[DIRECTIONS FOR THIS TASK] Wherever "optional" turns up in a line of the entries below, that line counts. Say how many such lines there are, with no other words.

——

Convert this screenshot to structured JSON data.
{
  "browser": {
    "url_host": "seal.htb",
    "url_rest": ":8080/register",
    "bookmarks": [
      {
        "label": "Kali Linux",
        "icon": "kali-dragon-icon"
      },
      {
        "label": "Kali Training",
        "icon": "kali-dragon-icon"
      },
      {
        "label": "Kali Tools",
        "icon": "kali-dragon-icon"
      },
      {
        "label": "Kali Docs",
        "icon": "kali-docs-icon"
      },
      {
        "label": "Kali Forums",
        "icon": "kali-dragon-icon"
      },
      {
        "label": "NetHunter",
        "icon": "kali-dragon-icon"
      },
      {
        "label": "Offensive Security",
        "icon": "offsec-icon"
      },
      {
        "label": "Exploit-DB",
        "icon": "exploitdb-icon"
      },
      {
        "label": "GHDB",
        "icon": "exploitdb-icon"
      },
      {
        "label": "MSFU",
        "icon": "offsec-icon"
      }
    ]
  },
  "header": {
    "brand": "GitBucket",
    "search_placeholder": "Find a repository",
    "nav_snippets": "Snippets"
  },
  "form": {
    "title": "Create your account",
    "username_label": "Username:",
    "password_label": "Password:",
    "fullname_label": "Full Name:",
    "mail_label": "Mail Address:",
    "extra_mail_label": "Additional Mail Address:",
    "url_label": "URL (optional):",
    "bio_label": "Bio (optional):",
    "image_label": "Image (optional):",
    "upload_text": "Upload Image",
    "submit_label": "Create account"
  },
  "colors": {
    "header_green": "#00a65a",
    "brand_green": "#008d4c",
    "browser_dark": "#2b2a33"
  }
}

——

[YOUR RESPONSE] 3